Tuesday, 20 January 2015

Hi, Writing Elitists, I'm a Sellout

Just look at that provocative title. Tell me I'm cool. 

So, I'm part of a teen writers group on Facebook, and it seems like every day that someone says their "charries" are speaking to them, directing the story, popping up unwanted with snappy bits of dialogue. Some have said their characters are their best friends. Their stories are their babies, they say, and they're just creative types, nothing can be done.

That's rubbish. Break the bubble.

The majority of writers have at least done away with searching for their muse. Big writing blogs say "Real writers don't wait for the muse. Real writers sit down and write." And that is true. Of course, there will always be the people who say "Oh, I'd love to write a novel if only I had the time" "I'm just waiting for the muse to come to me" "I am an artist". But I think we're all so over them. 

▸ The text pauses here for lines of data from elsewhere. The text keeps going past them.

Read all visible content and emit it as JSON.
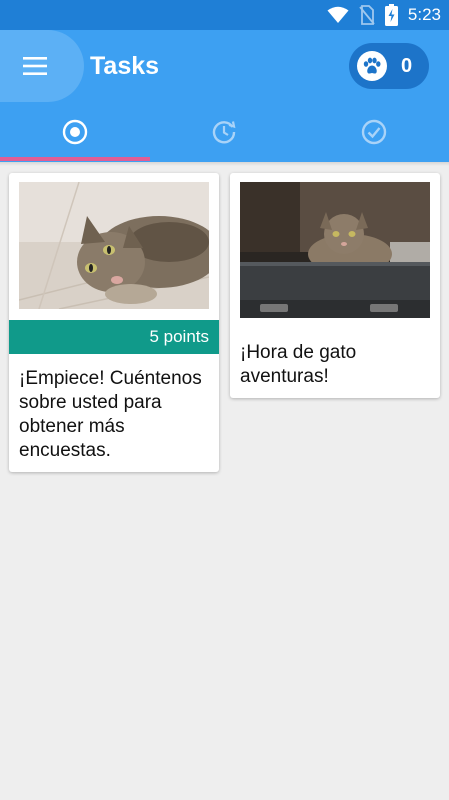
{
  "status_bar": {
    "time": "5:23",
    "icons": [
      "wifi-icon",
      "no-sim-icon",
      "battery-charging-icon"
    ]
  },
  "app_bar": {
    "title": "Tasks",
    "menu_icon": "menu-icon",
    "points_icon": "paw-icon",
    "points_count": "0"
  },
  "tabs": [
    {
      "icon": "target-icon",
      "selected": true
    },
    {
      "icon": "history-icon",
      "selected": false
    },
    {
      "icon": "check-circle-icon",
      "selected": false
    }
  ],
  "colors": {
    "status_bar": "#1f7fd6",
    "app_bar": "#3da0f2",
    "tab_indicator": "#e05d95",
    "points_strip": "#109a8a",
    "background": "#eeeeee"
  },
  "cards": [
    {
      "image": "cat-lying-on-floor-photo",
      "points": "5 points",
      "text": "¡Empiece! Cuéntenos sobre usted para obtener más encuestas."
    },
    {
      "image": "cat-in-suitcase-photo",
      "text": "¡Hora de gato aventuras!"
    }
  ]
}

And yet writing is still seen as this magical, abstract thing that you have to be born with. 

You know what I do when I write?

I start with an idea, which comes from a connection between two or more things. Two people. A character and an event. If it's a particularly interesting event, even one might do. Then I develop a plot by thinking of possibilities and mapping them through to their logical conclusion. The creativity lies in choosing between possibilities. Once I have my outline, I write.

During first drafts, I write 1000 words a day. It keeps me going so I don't stagnate, and it reminds me that I have to keep getting words down. They are the currency of the work. Creativity comes when I sit down and write, and if it doesn't I plod along until it does. Eventually an idea will sense my desperation and come, but only if I don't give up.

But you have to remember that these ideas are simply thoughts. Everyone has them, it's only a matter of training yourself to notice them and record them. I do believe one can be a talented writer; there's your aptitude with words, of course (that's the easiest to measure), but then there's also your ability to carry plot lines, to pace stories, to build vibrant characters, to help readers suspend disbelief. 

That doesn't include some direct line to the font of all magic. I think I'll puke if I hear another person say their writing is an expression of their faith, or that it comes from god. 

Stop glamourising your job. Writing is a fun job, because you get to do it in your pyjamas in bed without fear of anyone rejecting or condemning you (that comes later, when the book is on submission). Your books are projects that take a lot of dedication to create, but they are not babies.

Characters cannot write their own plot. It's not as fun, but you can literally build characters by ticking off boxes (headstrong, curious, tall, lanky, warm-hearted). We usually prefer to develop them more than that, obviously, but there's no essential essence.

I've learned lessons about this from my freelancing (though I haven't sold much lately because Young Scientist and laziness). What I care about with my freelance articles is the money. I get $100 per 2000-word article from one site and $50 from another. Those go into my CTYI fund. It's not exactly artistic, but it's using my skills as a job. In the meantime, I toil away on novels, waiting until one is good enough. 

You can spend your writing time in the clouds if you wish, but please, come back down to earth at some point. 

1 comment:

  1. I really liked this post and think you made several interesting points. I'm a part of the same group and have noticed the same things. I write the same way you do; I come up with an idea, with varying amounts of detail in the plot and characters, and I work with what I've got. Although I would also like to point out that sometimes, my characters have 'written my plot' so to speak because my original idea won't fit in with the way my character(s) react to that situation. But this is a great post!